START Provided records

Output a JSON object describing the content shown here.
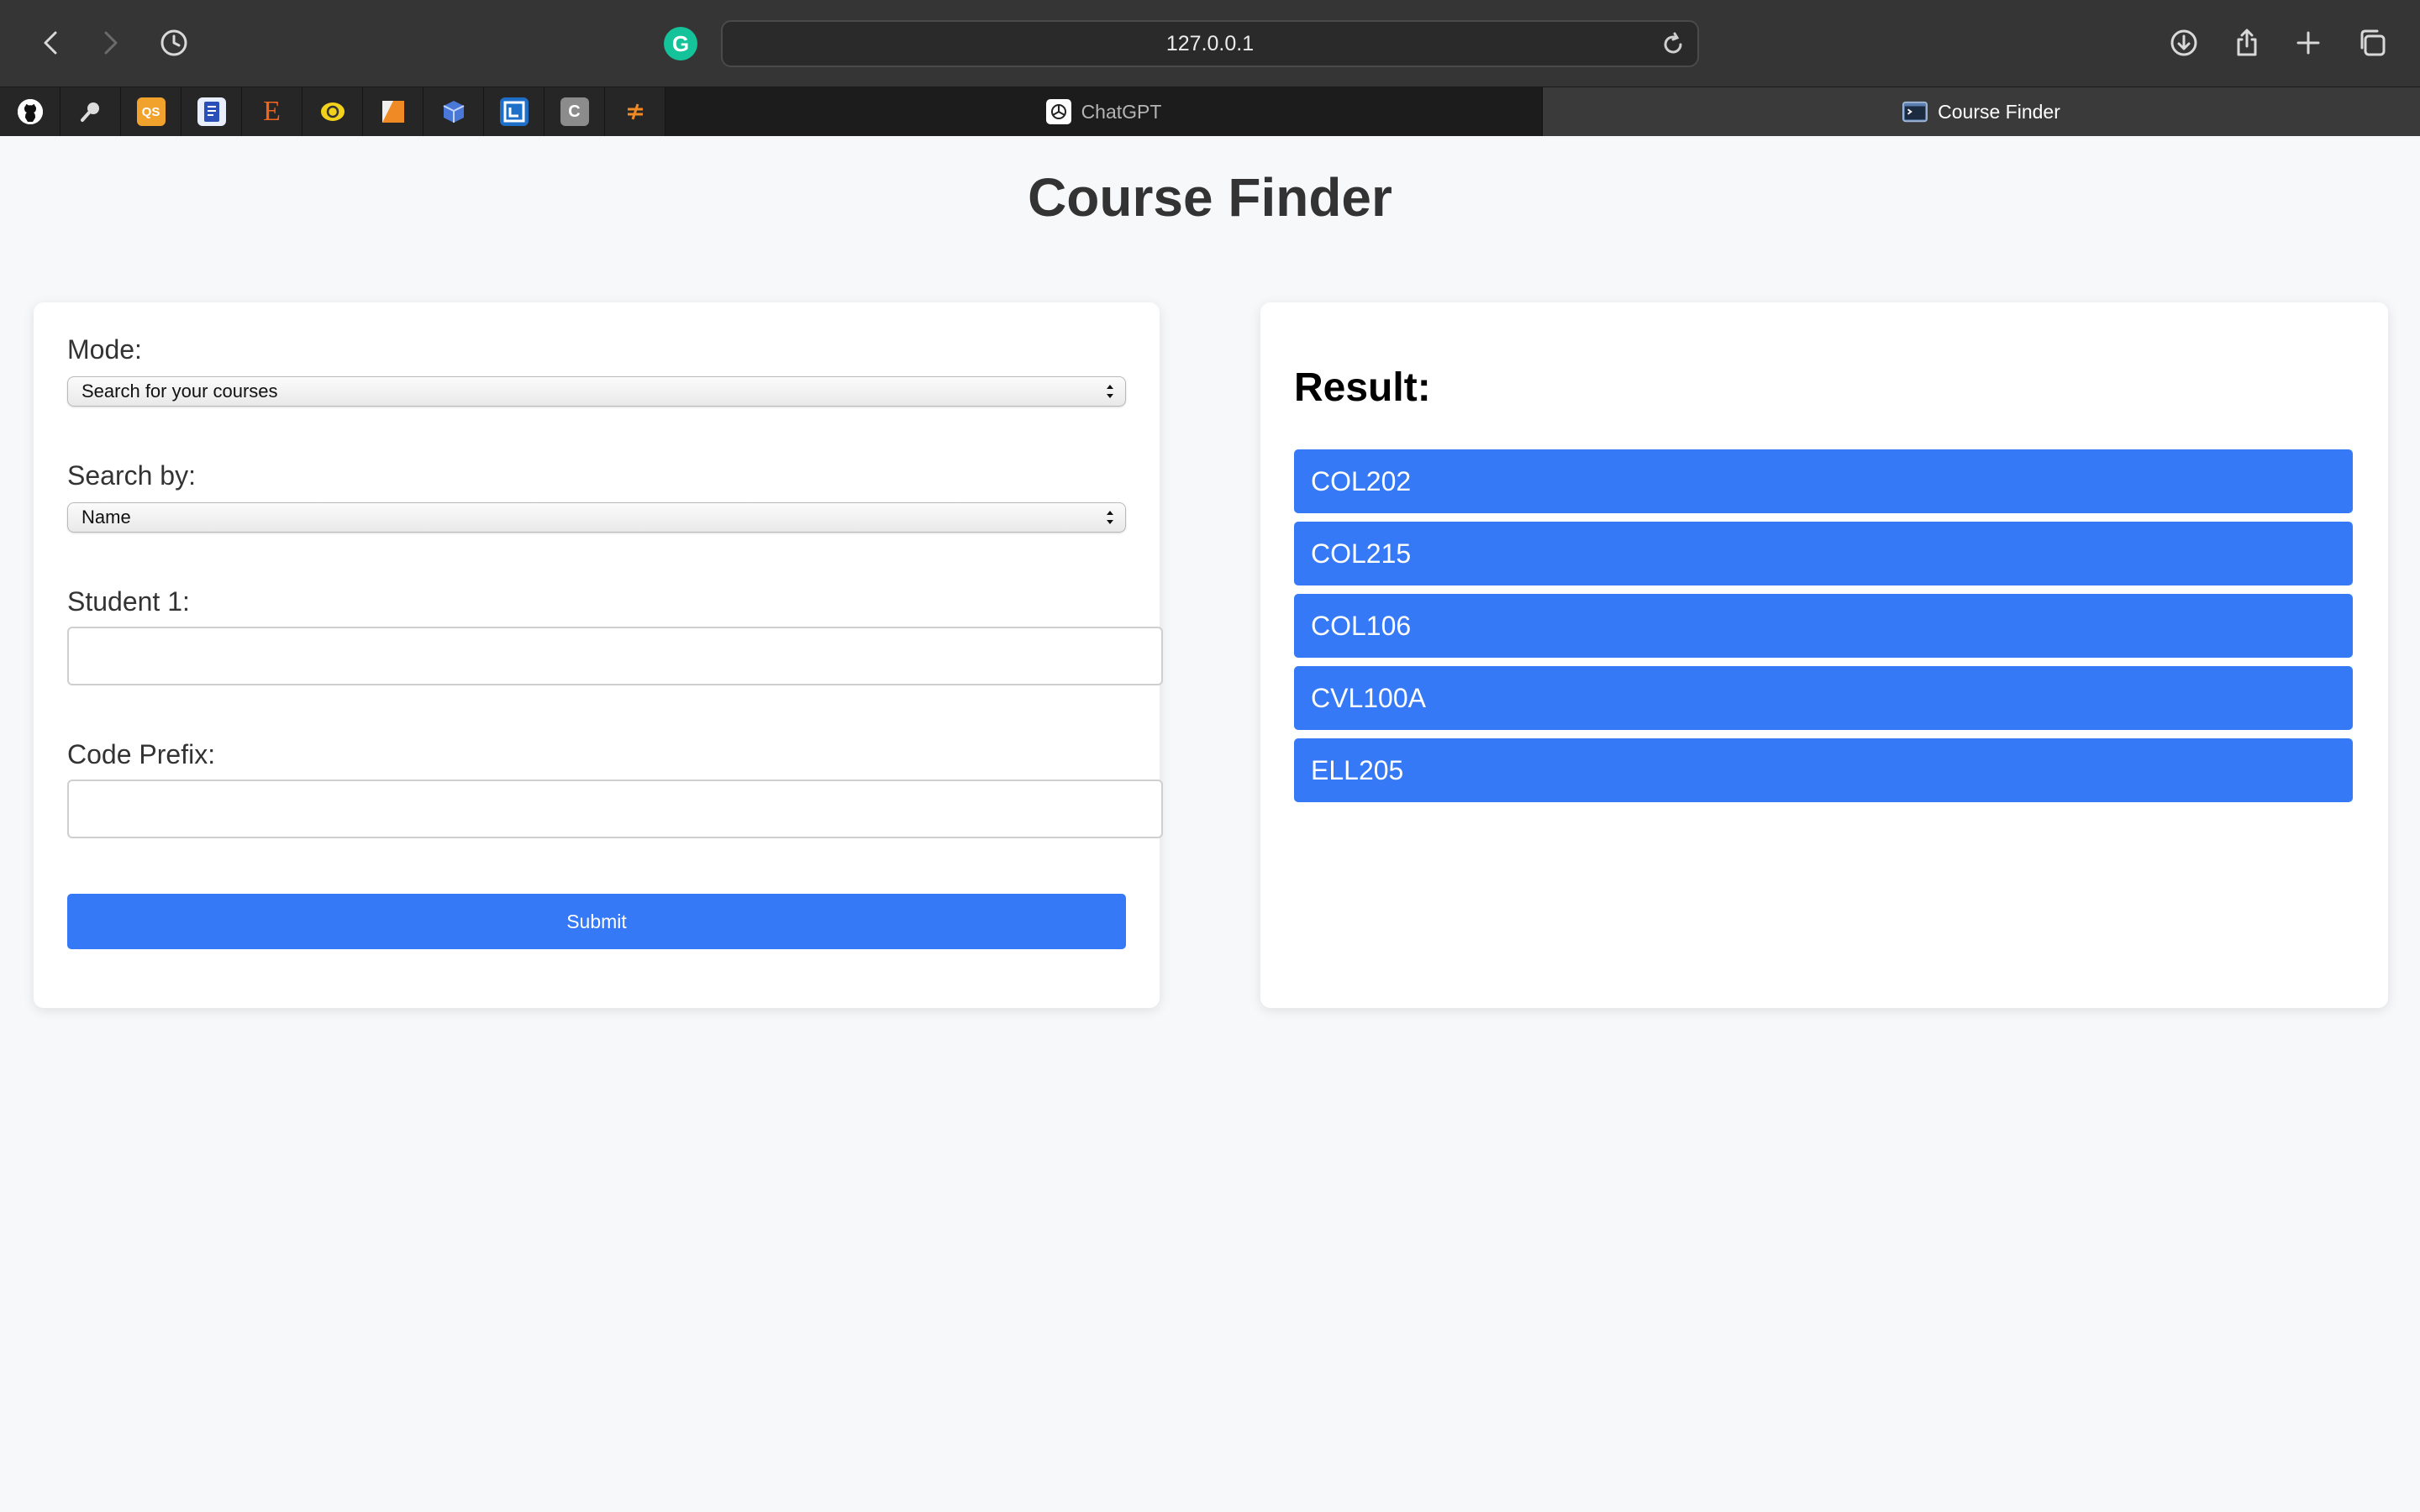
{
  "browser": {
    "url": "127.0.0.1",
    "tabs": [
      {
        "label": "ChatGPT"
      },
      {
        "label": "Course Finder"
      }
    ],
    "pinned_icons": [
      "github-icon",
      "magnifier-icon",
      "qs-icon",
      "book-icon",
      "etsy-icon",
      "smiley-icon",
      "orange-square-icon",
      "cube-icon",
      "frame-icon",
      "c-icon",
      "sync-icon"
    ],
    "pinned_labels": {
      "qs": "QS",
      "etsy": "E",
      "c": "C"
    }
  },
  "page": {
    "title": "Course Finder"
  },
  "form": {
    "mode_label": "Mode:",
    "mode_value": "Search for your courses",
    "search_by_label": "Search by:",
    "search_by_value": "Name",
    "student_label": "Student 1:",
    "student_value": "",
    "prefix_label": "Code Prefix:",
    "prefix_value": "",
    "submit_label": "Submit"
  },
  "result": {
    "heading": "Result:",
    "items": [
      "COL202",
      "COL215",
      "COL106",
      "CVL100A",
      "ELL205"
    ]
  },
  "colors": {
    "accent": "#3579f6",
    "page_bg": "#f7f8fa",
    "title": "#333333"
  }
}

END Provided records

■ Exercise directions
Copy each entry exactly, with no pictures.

■ Exercise output
Output a JSON object describing the content shown here.
{
  "browser": {
    "url": "127.0.0.1",
    "tabs": [
      {
        "label": "ChatGPT"
      },
      {
        "label": "Course Finder"
      }
    ],
    "pinned_icons": [
      "github-icon",
      "magnifier-icon",
      "qs-icon",
      "book-icon",
      "etsy-icon",
      "smiley-icon",
      "orange-square-icon",
      "cube-icon",
      "frame-icon",
      "c-icon",
      "sync-icon"
    ],
    "pinned_labels": {
      "qs": "QS",
      "etsy": "E",
      "c": "C"
    }
  },
  "page": {
    "title": "Course Finder"
  },
  "form": {
    "mode_label": "Mode:",
    "mode_value": "Search for your courses",
    "search_by_label": "Search by:",
    "search_by_value": "Name",
    "student_label": "Student 1:",
    "student_value": "",
    "prefix_label": "Code Prefix:",
    "prefix_value": "",
    "submit_label": "Submit"
  },
  "result": {
    "heading": "Result:",
    "items": [
      "COL202",
      "COL215",
      "COL106",
      "CVL100A",
      "ELL205"
    ]
  },
  "colors": {
    "accent": "#3579f6",
    "page_bg": "#f7f8fa",
    "title": "#333333"
  }
}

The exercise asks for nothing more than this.